_What this task involves:_ Please repeat each entry. Match every word exactly.

_Input data:_

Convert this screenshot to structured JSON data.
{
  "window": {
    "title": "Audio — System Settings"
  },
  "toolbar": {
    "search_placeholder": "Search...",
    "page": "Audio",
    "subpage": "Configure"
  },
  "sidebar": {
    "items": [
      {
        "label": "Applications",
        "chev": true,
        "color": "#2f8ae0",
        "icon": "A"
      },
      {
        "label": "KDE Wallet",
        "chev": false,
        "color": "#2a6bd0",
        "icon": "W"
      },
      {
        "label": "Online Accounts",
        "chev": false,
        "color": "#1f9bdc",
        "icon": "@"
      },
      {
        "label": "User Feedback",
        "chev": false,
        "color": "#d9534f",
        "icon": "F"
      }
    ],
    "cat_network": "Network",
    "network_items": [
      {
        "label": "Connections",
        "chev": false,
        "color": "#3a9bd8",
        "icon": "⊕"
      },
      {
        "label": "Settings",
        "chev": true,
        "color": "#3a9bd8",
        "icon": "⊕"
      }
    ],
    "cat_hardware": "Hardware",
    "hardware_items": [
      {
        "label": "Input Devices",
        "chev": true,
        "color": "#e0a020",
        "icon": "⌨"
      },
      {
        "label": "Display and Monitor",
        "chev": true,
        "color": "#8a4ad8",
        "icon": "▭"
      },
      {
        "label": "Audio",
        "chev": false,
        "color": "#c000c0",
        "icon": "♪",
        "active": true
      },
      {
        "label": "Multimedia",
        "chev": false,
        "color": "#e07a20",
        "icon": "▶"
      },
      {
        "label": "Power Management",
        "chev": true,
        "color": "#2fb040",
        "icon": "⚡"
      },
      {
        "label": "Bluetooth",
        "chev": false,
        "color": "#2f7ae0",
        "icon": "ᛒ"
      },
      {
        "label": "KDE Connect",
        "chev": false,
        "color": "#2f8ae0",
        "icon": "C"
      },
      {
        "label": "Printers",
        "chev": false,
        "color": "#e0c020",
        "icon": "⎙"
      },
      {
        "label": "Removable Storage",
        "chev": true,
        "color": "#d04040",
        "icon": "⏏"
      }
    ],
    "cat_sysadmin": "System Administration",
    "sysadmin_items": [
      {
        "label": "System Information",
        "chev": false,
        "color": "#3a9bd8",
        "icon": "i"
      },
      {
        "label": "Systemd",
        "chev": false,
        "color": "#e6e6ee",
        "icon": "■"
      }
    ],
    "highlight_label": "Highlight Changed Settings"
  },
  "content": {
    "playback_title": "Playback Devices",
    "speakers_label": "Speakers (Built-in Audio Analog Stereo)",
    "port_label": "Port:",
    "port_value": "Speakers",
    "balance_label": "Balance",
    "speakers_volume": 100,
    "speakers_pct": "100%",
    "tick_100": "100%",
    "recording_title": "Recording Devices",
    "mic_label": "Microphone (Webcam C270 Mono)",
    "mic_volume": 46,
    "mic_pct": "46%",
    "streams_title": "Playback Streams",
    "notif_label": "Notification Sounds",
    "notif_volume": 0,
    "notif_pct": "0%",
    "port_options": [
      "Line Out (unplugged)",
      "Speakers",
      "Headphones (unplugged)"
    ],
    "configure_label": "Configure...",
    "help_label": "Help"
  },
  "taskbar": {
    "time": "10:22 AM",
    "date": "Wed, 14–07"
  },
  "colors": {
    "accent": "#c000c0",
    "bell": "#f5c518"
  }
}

_Task answer:_
Convert this screenshot to structured JSON data.
{
  "window": {
    "title": "Audio — System Settings"
  },
  "toolbar": {
    "search_placeholder": "Search...",
    "page": "Audio",
    "subpage": "Configure"
  },
  "sidebar": {
    "items": [
      {
        "label": "Applications",
        "chev": true,
        "color": "#2f8ae0",
        "icon": "A"
      },
      {
        "label": "KDE Wallet",
        "chev": false,
        "color": "#2a6bd0",
        "icon": "W"
      },
      {
        "label": "Online Accounts",
        "chev": false,
        "color": "#1f9bdc",
        "icon": "@"
      },
      {
        "label": "User Feedback",
        "chev": false,
        "color": "#d9534f",
        "icon": "F"
      }
    ],
    "cat_network": "Network",
    "network_items": [
      {
        "label": "Connections",
        "chev": false,
        "color": "#3a9bd8",
        "icon": "⊕"
      },
      {
        "label": "Settings",
        "chev": true,
        "color": "#3a9bd8",
        "icon": "⊕"
      }
    ],
    "cat_hardware": "Hardware",
    "hardware_items": [
      {
        "label": "Input Devices",
        "chev": true,
        "color": "#e0a020",
        "icon": "⌨"
      },
      {
        "label": "Display and Monitor",
        "chev": true,
        "color": "#8a4ad8",
        "icon": "▭"
      },
      {
        "label": "Audio",
        "chev": false,
        "color": "#c000c0",
        "icon": "♪",
        "active": true
      },
      {
        "label": "Multimedia",
        "chev": false,
        "color": "#e07a20",
        "icon": "▶"
      },
      {
        "label": "Power Management",
        "chev": true,
        "color": "#2fb040",
        "icon": "⚡"
      },
      {
        "label": "Bluetooth",
        "chev": false,
        "color": "#2f7ae0",
        "icon": "ᛒ"
      },
      {
        "label": "KDE Connect",
        "chev": false,
        "color": "#2f8ae0",
        "icon": "C"
      },
      {
        "label": "Printers",
        "chev": false,
        "color": "#e0c020",
        "icon": "⎙"
      },
      {
        "label": "Removable Storage",
        "chev": true,
        "color": "#d04040",
        "icon": "⏏"
      }
    ],
    "cat_sysadmin": "System Administration",
    "sysadmin_items": [
      {
        "label": "System Information",
        "chev": false,
        "color": "#3a9bd8",
        "icon": "i"
      },
      {
        "label": "Systemd",
        "chev": false,
        "color": "#e6e6ee",
        "icon": "■"
      }
    ],
    "highlight_label": "Highlight Changed Settings"
  },
  "content": {
    "playback_title": "Playback Devices",
    "speakers_label": "Speakers (Built-in Audio Analog Stereo)",
    "port_label": "Port:",
    "port_value": "Speakers",
    "balance_label": "Balance",
    "speakers_volume": 100,
    "speakers_pct": "100%",
    "tick_100": "100%",
    "recording_title": "Recording Devices",
    "mic_label": "Microphone (Webcam C270 Mono)",
    "mic_volume": 46,
    "mic_pct": "46%",
    "streams_title": "Playback Streams",
    "notif_label": "Notification Sounds",
    "notif_volume": 0,
    "notif_pct": "0%",
    "port_options": [
      "Line Out (unplugged)",
      "Speakers",
      "Headphones (unplugged)"
    ],
    "configure_label": "Configure...",
    "help_label": "Help"
  },
  "taskbar": {
    "time": "10:22 AM",
    "date": "Wed, 14–07"
  },
  "colors": {
    "accent": "#c000c0",
    "bell": "#f5c518"
  }
}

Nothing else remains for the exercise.